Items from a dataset

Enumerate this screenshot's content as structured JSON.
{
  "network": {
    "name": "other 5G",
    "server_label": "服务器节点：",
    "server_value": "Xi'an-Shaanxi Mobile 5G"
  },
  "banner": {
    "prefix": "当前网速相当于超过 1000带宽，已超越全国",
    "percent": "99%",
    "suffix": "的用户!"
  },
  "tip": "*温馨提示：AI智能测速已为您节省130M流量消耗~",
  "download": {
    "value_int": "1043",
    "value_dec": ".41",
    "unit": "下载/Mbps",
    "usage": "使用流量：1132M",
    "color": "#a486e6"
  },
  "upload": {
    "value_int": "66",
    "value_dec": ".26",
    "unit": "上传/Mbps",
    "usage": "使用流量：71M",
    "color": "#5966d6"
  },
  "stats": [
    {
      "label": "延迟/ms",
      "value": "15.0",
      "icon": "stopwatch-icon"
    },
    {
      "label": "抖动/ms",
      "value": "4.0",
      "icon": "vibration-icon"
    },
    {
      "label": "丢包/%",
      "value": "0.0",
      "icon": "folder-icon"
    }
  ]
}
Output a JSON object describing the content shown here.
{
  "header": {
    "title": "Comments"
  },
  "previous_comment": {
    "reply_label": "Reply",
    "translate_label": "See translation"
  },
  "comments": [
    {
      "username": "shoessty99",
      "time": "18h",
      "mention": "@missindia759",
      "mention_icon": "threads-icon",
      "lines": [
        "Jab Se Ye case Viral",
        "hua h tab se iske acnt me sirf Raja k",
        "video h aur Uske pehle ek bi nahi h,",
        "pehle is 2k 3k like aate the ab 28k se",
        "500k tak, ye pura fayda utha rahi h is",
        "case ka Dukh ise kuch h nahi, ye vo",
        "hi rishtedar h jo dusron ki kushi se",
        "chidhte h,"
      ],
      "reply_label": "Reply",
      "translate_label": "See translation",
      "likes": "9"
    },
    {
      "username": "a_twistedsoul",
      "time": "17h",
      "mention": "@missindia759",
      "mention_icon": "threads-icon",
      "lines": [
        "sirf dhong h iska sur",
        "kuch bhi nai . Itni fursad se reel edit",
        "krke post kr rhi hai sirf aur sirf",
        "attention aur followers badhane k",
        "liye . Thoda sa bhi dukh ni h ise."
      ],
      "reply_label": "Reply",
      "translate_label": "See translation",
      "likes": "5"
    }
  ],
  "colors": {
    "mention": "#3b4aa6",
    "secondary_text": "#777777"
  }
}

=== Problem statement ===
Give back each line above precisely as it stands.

=== Solution to the exercise ===
Enumerate this screenshot's content as structured JSON.
{
  "network": {
    "name": "other 5G",
    "server_label": "服务器节点：",
    "server_value": "Xi'an-Shaanxi Mobile 5G"
  },
  "banner": {
    "prefix": "当前网速相当于超过 1000带宽，已超越全国",
    "percent": "99%",
    "suffix": "的用户!"
  },
  "tip": "*温馨提示：AI智能测速已为您节省130M流量消耗~",
  "download": {
    "value_int": "1043",
    "value_dec": ".41",
    "unit": "下载/Mbps",
    "usage": "使用流量：1132M",
    "color": "#a486e6"
  },
  "upload": {
    "value_int": "66",
    "value_dec": ".26",
    "unit": "上传/Mbps",
    "usage": "使用流量：71M",
    "color": "#5966d6"
  },
  "stats": [
    {
      "label": "延迟/ms",
      "value": "15.0",
      "icon": "stopwatch-icon"
    },
    {
      "label": "抖动/ms",
      "value": "4.0",
      "icon": "vibration-icon"
    },
    {
      "label": "丢包/%",
      "value": "0.0",
      "icon": "folder-icon"
    }
  ]
}
Output a JSON object describing the content shown here.
{
  "header": {
    "title": "Comments"
  },
  "previous_comment": {
    "reply_label": "Reply",
    "translate_label": "See translation"
  },
  "comments": [
    {
      "username": "shoessty99",
      "time": "18h",
      "mention": "@missindia759",
      "mention_icon": "threads-icon",
      "lines": [
        "Jab Se Ye case Viral",
        "hua h tab se iske acnt me sirf Raja k",
        "video h aur Uske pehle ek bi nahi h,",
        "pehle is 2k 3k like aate the ab 28k se",
        "500k tak, ye pura fayda utha rahi h is",
        "case ka Dukh ise kuch h nahi, ye vo",
        "hi rishtedar h jo dusron ki kushi se",
        "chidhte h,"
      ],
      "reply_label": "Reply",
      "translate_label": "See translation",
      "likes": "9"
    },
    {
      "username": "a_twistedsoul",
      "time": "17h",
      "mention": "@missindia759",
      "mention_icon": "threads-icon",
      "lines": [
        "sirf dhong h iska sur",
        "kuch bhi nai . Itni fursad se reel edit",
        "krke post kr rhi hai sirf aur sirf",
        "attention aur followers badhane k",
        "liye . Thoda sa bhi dukh ni h ise."
      ],
      "reply_label": "Reply",
      "translate_label": "See translation",
      "likes": "5"
    }
  ],
  "colors": {
    "mention": "#3b4aa6",
    "secondary_text": "#777777"
  }
}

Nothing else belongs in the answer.